- [YOUR OBJECTIVE] Go through the entries below and report how many lines contain the string "icon". Nothing but the number is wanted.
(MATERIAL TO PROCESS begins)
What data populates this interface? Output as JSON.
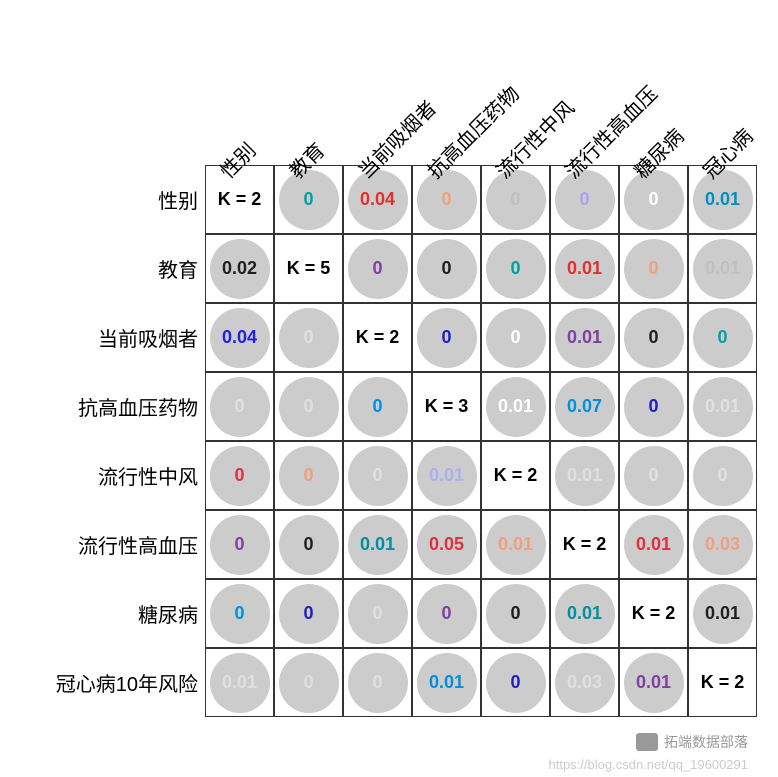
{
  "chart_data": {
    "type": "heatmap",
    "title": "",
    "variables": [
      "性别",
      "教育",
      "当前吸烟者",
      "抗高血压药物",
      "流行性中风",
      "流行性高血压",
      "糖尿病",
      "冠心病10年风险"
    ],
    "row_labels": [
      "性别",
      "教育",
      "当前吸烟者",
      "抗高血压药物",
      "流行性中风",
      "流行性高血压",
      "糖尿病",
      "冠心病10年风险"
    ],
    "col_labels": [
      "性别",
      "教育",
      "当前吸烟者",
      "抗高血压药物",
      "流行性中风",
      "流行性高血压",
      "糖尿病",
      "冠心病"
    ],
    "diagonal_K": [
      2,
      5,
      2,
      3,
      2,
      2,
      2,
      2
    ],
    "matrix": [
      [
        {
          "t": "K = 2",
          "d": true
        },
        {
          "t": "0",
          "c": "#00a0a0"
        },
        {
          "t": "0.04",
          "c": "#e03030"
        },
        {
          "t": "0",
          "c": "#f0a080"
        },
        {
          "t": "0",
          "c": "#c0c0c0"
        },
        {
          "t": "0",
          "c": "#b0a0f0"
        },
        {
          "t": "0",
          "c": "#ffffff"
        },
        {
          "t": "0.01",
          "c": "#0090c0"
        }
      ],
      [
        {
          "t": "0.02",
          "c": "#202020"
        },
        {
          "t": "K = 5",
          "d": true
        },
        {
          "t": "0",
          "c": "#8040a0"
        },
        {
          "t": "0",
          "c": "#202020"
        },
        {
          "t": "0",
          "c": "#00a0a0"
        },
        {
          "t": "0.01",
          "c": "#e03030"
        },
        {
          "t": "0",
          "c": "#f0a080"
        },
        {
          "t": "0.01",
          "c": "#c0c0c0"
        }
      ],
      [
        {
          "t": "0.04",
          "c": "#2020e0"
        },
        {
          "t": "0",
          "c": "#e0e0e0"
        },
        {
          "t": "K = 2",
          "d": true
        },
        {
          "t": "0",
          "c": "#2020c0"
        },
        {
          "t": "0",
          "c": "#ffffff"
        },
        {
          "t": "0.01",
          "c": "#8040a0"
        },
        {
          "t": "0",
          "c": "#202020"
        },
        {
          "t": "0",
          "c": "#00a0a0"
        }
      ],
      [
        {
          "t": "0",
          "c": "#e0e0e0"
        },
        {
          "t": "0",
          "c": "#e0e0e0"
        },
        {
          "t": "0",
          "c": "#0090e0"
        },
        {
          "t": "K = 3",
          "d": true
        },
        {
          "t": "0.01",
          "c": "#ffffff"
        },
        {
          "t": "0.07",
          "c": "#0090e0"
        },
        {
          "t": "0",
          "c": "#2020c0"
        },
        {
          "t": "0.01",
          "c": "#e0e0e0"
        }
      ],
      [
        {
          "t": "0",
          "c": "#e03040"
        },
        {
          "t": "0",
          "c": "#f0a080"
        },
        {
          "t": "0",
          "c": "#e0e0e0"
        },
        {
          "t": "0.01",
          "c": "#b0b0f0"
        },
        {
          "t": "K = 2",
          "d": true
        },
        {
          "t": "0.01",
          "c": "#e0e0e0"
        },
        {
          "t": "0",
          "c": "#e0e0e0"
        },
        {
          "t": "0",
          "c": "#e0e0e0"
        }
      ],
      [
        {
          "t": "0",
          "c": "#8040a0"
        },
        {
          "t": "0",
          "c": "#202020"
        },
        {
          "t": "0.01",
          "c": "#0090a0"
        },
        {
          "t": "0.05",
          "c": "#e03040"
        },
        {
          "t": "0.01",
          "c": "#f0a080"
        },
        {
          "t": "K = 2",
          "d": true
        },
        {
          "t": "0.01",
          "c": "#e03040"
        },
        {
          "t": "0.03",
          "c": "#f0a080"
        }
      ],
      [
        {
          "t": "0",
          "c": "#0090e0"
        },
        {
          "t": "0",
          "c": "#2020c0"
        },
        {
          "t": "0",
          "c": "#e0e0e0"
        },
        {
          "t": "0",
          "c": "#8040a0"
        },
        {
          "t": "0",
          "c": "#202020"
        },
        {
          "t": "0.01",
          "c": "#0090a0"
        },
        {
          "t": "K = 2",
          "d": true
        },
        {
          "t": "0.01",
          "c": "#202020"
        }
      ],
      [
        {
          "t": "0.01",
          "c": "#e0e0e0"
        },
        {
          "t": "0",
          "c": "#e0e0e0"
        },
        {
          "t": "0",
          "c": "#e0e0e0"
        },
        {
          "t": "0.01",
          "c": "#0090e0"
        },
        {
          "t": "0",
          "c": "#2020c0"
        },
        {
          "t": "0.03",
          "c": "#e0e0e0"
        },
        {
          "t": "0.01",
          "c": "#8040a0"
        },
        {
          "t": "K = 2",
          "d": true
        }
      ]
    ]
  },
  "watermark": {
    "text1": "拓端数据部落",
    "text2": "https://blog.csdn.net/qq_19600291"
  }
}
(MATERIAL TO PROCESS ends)
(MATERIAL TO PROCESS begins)
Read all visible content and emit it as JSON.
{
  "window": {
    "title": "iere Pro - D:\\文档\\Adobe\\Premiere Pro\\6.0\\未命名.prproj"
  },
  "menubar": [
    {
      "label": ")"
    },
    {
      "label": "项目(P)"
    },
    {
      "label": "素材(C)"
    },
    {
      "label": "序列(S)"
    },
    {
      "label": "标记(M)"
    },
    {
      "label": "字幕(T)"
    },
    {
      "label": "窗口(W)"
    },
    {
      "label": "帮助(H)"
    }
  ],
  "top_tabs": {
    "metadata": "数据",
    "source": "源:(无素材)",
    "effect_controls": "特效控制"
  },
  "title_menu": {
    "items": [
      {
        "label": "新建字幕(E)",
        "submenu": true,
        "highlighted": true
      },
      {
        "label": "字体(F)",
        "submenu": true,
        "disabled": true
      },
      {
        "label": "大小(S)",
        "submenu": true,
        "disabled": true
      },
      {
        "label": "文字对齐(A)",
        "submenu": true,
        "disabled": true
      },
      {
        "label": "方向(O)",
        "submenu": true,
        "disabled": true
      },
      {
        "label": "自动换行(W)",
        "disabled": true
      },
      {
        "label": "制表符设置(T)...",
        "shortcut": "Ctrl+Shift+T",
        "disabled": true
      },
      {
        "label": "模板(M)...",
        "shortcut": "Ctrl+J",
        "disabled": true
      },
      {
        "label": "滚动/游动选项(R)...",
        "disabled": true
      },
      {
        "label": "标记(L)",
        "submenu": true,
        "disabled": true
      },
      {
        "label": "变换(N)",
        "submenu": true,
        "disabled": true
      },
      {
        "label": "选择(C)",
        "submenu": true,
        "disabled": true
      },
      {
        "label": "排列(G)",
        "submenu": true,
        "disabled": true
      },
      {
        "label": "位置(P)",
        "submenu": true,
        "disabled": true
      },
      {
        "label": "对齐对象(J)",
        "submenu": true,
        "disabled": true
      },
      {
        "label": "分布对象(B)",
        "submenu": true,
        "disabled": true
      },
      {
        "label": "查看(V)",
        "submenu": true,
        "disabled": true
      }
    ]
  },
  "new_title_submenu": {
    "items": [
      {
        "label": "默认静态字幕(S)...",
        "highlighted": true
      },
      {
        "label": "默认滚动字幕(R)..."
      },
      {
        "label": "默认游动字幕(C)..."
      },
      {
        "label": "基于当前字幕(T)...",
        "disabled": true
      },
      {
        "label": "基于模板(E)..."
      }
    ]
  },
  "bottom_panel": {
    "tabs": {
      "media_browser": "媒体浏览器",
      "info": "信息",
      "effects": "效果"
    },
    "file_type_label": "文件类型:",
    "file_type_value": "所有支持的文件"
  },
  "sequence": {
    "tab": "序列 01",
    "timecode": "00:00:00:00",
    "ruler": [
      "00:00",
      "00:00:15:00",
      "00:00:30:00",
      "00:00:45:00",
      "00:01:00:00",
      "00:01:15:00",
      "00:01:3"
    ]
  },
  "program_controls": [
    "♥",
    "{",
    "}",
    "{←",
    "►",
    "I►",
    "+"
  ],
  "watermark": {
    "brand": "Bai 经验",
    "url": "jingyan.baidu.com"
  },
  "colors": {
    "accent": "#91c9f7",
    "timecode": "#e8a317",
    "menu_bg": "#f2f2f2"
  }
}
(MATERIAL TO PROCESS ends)
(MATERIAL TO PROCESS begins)
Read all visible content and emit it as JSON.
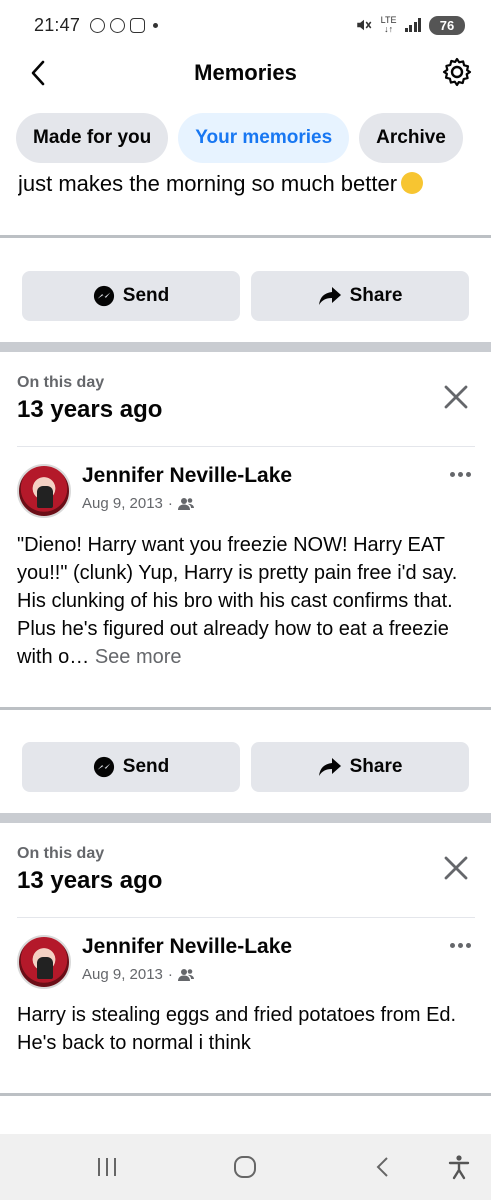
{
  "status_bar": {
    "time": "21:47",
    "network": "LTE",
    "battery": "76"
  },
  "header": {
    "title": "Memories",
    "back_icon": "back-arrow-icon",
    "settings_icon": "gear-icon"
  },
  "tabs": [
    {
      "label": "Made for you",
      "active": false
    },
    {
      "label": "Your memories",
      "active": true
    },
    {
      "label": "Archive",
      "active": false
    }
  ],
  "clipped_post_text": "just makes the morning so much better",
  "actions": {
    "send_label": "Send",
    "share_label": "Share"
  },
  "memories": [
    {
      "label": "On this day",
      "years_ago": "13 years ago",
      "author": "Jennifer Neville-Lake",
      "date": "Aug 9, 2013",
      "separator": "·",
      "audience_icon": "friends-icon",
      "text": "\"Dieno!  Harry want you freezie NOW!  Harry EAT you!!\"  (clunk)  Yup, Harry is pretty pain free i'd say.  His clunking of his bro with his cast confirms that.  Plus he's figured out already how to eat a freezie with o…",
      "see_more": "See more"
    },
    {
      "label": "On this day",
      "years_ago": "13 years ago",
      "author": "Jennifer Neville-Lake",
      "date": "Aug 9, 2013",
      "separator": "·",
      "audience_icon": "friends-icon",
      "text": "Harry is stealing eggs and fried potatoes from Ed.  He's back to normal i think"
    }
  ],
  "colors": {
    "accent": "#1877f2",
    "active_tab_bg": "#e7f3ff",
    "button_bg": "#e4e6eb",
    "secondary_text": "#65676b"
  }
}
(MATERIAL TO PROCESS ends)
- [ANSWER] 4